Dataset excerpts
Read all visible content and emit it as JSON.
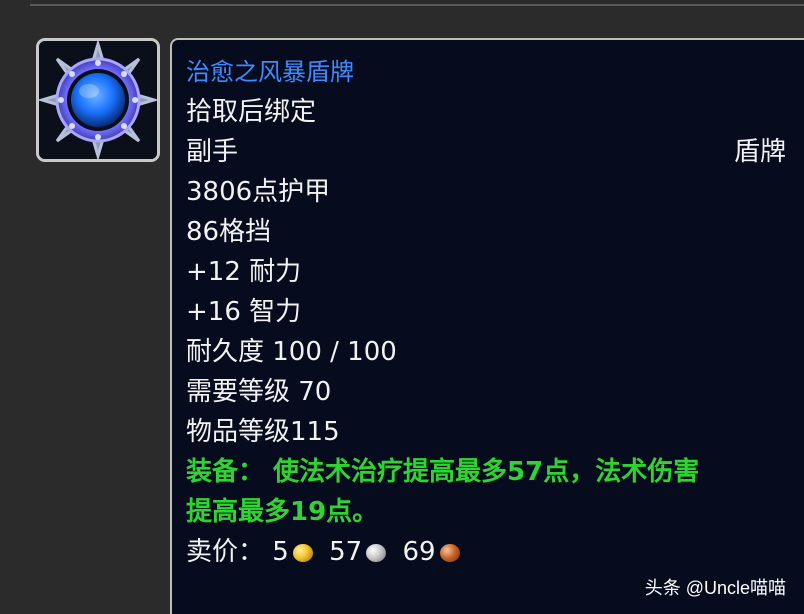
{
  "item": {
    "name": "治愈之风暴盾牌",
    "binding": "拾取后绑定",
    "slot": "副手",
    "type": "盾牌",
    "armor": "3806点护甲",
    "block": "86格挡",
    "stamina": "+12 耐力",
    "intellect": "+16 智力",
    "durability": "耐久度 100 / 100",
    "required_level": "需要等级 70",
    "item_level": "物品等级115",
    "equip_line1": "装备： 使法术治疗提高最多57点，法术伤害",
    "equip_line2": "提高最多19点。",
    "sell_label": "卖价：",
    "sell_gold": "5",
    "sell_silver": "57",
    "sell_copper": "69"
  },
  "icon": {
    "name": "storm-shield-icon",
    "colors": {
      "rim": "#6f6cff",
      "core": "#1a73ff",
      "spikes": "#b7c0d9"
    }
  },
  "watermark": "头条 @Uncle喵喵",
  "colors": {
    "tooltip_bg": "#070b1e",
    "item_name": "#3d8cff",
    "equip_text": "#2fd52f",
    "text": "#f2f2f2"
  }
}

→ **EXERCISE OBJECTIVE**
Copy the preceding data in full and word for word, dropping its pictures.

→ **SOLVED EXERCISE**
Read all visible content and emit it as JSON.
{
  "item": {
    "name": "治愈之风暴盾牌",
    "binding": "拾取后绑定",
    "slot": "副手",
    "type": "盾牌",
    "armor": "3806点护甲",
    "block": "86格挡",
    "stamina": "+12 耐力",
    "intellect": "+16 智力",
    "durability": "耐久度 100 / 100",
    "required_level": "需要等级 70",
    "item_level": "物品等级115",
    "equip_line1": "装备： 使法术治疗提高最多57点，法术伤害",
    "equip_line2": "提高最多19点。",
    "sell_label": "卖价：",
    "sell_gold": "5",
    "sell_silver": "57",
    "sell_copper": "69"
  },
  "icon": {
    "name": "storm-shield-icon",
    "colors": {
      "rim": "#6f6cff",
      "core": "#1a73ff",
      "spikes": "#b7c0d9"
    }
  },
  "watermark": "头条 @Uncle喵喵",
  "colors": {
    "tooltip_bg": "#070b1e",
    "item_name": "#3d8cff",
    "equip_text": "#2fd52f",
    "text": "#f2f2f2"
  }
}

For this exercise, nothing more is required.